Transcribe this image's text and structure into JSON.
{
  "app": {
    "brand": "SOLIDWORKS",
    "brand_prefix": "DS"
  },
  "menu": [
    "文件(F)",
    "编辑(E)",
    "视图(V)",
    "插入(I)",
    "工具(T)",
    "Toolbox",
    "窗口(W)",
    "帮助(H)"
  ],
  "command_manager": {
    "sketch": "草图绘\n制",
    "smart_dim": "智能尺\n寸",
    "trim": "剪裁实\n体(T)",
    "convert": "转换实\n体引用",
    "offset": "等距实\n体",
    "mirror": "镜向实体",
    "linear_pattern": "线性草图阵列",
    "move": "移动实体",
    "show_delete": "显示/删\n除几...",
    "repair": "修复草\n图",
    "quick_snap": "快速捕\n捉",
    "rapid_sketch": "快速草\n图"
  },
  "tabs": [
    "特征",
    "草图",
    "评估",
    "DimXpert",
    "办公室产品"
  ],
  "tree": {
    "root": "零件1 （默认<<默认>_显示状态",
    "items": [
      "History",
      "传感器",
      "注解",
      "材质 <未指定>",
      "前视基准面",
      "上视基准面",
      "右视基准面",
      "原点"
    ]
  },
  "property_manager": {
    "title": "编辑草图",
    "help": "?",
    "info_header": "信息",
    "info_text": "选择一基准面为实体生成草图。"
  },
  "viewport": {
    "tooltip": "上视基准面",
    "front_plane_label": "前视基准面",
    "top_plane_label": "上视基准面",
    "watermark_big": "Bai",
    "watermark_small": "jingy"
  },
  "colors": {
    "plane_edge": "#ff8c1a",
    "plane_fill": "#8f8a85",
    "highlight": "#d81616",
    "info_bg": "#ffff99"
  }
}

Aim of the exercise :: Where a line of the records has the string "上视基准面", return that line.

Result ::
      "上视基准面",
    "tooltip": "上视基准面",
    "top_plane_label": "上视基准面",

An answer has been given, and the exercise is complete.